## LISTED ENTRIES

━━━━━━

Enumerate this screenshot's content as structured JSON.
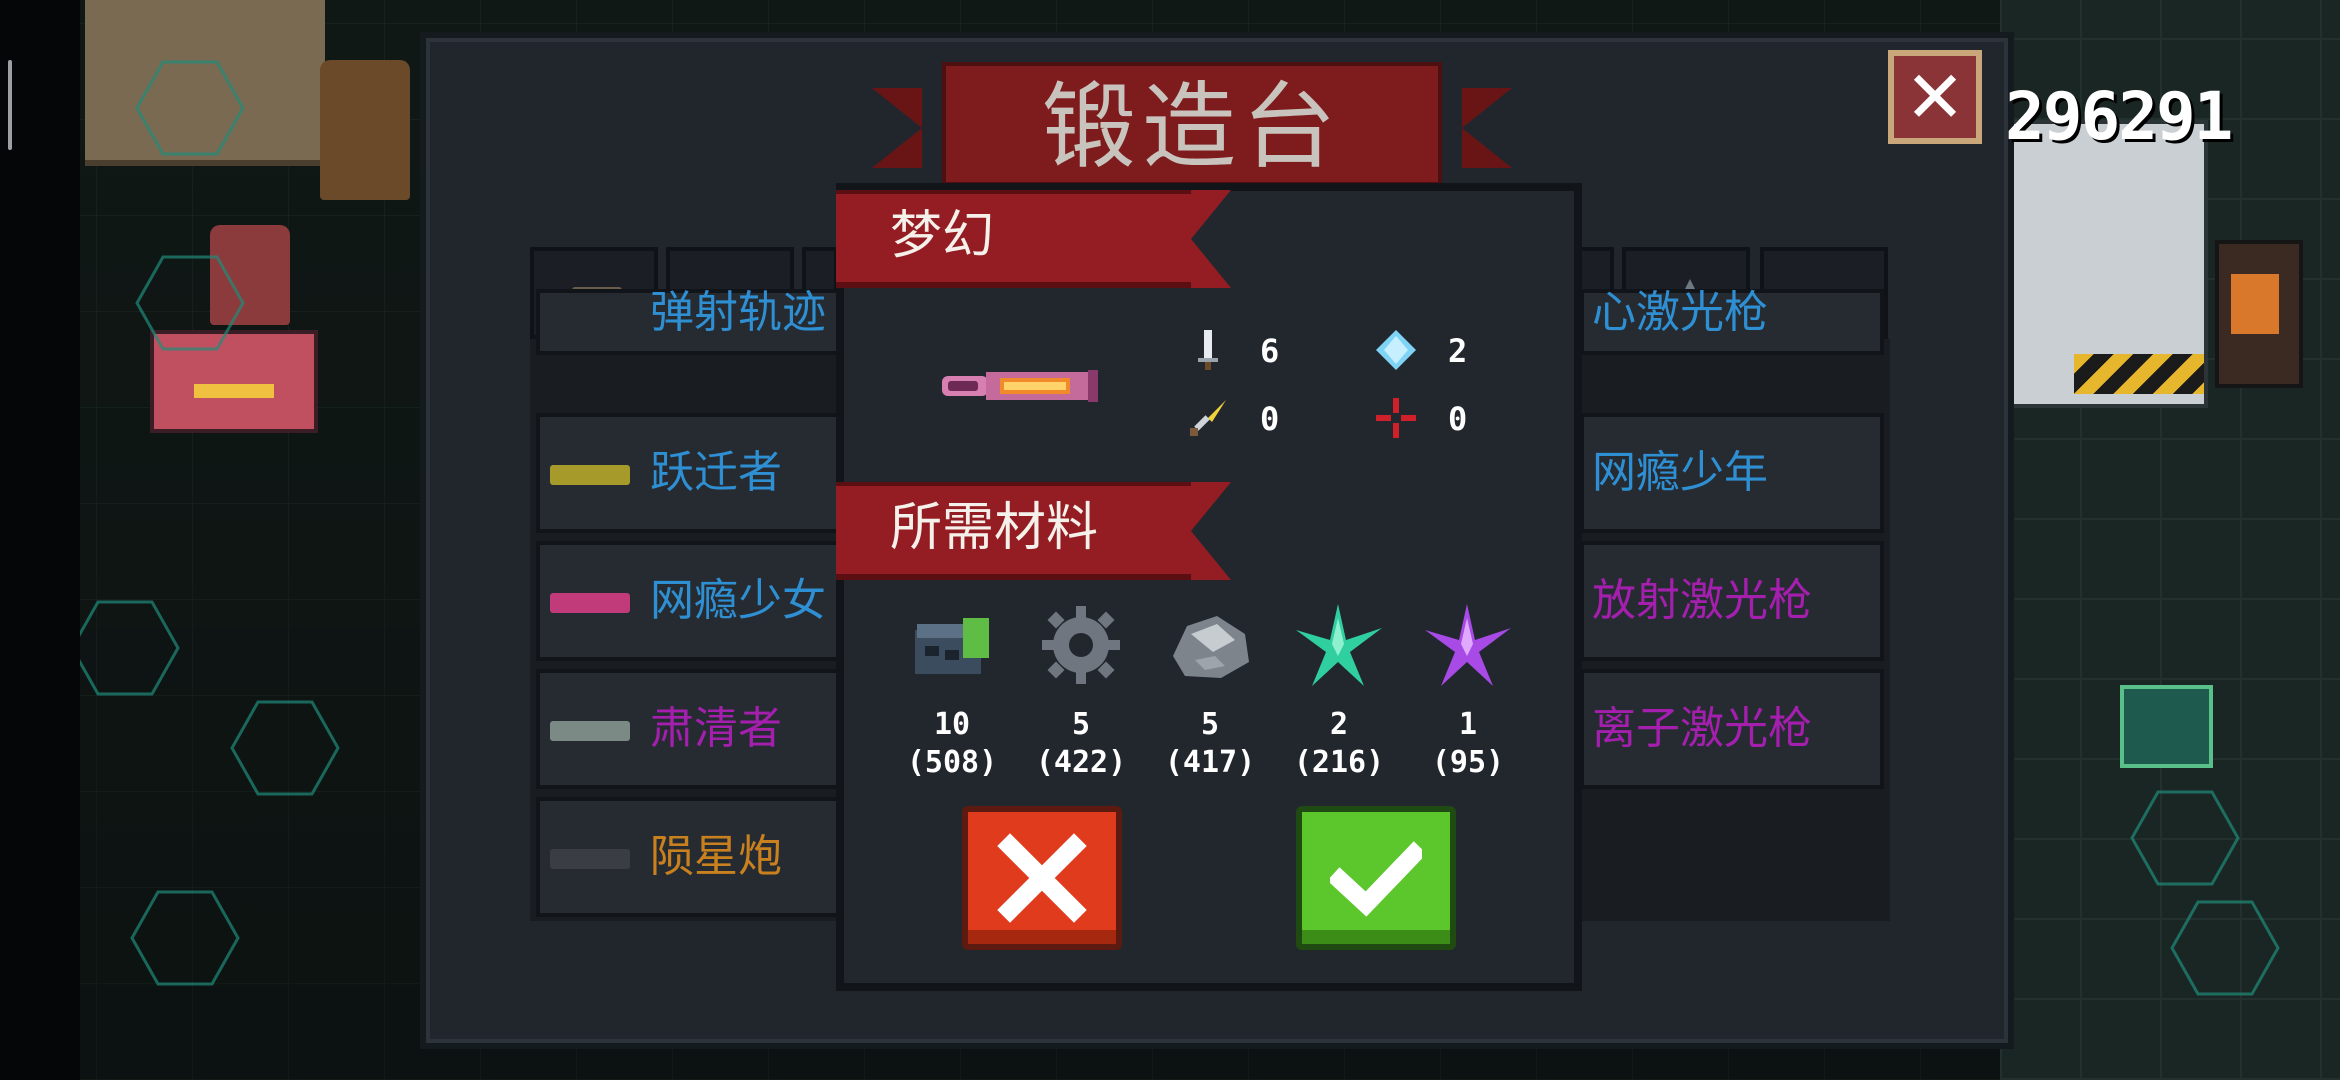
{
  "title": "锻造台",
  "gem_count": "296291",
  "close_icon": "close-x-icon",
  "colors": {
    "blue_rarity": "#2f8fd3",
    "purple_rarity": "#a41fae",
    "orange_rarity": "#c9801e",
    "ribbon_red": "#931d22",
    "cancel_red": "#e03b1c",
    "confirm_green": "#5cc62d"
  },
  "weapon_tabs": [
    {
      "icon": "pistol-icon"
    },
    {
      "icon": "rifle-icon"
    },
    {
      "icon": "weapon-icon"
    },
    {
      "icon": "weapon-icon"
    },
    {
      "icon": "shuriken-icon"
    },
    {
      "icon": "fish-gun-icon"
    }
  ],
  "weapon_list_left": [
    {
      "name": "弹射轨迹",
      "rarity": "blue"
    },
    {
      "name": "跃迁者",
      "rarity": "blue"
    },
    {
      "name": "网瘾少女",
      "rarity": "blue"
    },
    {
      "name": "肃清者",
      "rarity": "purple"
    },
    {
      "name": "陨星炮",
      "rarity": "orange"
    }
  ],
  "weapon_list_right": [
    {
      "name": "心激光枪",
      "rarity": "blue"
    },
    {
      "name": "网瘾少年",
      "rarity": "blue"
    },
    {
      "name": "放射激光枪",
      "rarity": "purple"
    },
    {
      "name": "离子激光枪",
      "rarity": "purple"
    }
  ],
  "dialog": {
    "weapon_name": "梦幻",
    "weapon_icon": "dream-laser-icon",
    "stats": [
      {
        "icon": "attack-sword-icon",
        "value": "6"
      },
      {
        "icon": "energy-diamond-icon",
        "value": "2"
      },
      {
        "icon": "crit-dagger-icon",
        "value": "0"
      },
      {
        "icon": "accuracy-crosshair-icon",
        "value": "0"
      }
    ],
    "materials_heading": "所需材料",
    "materials": [
      {
        "icon": "battery-icon",
        "required": "10",
        "owned": "(508)"
      },
      {
        "icon": "gear-icon",
        "required": "5",
        "owned": "(422)"
      },
      {
        "icon": "ore-icon",
        "required": "5",
        "owned": "(417)"
      },
      {
        "icon": "green-crystal-icon",
        "required": "2",
        "owned": "(216)"
      },
      {
        "icon": "purple-crystal-icon",
        "required": "1",
        "owned": "(95)"
      }
    ],
    "cancel_icon": "cancel-x-icon",
    "confirm_icon": "confirm-check-icon"
  }
}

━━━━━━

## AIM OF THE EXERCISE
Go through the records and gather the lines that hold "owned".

## RESULT FOR THIS EXERCISE
        "owned": "(508)"
        "owned": "(422)"
        "owned": "(417)"
        "owned": "(216)"
        "owned": "(95)"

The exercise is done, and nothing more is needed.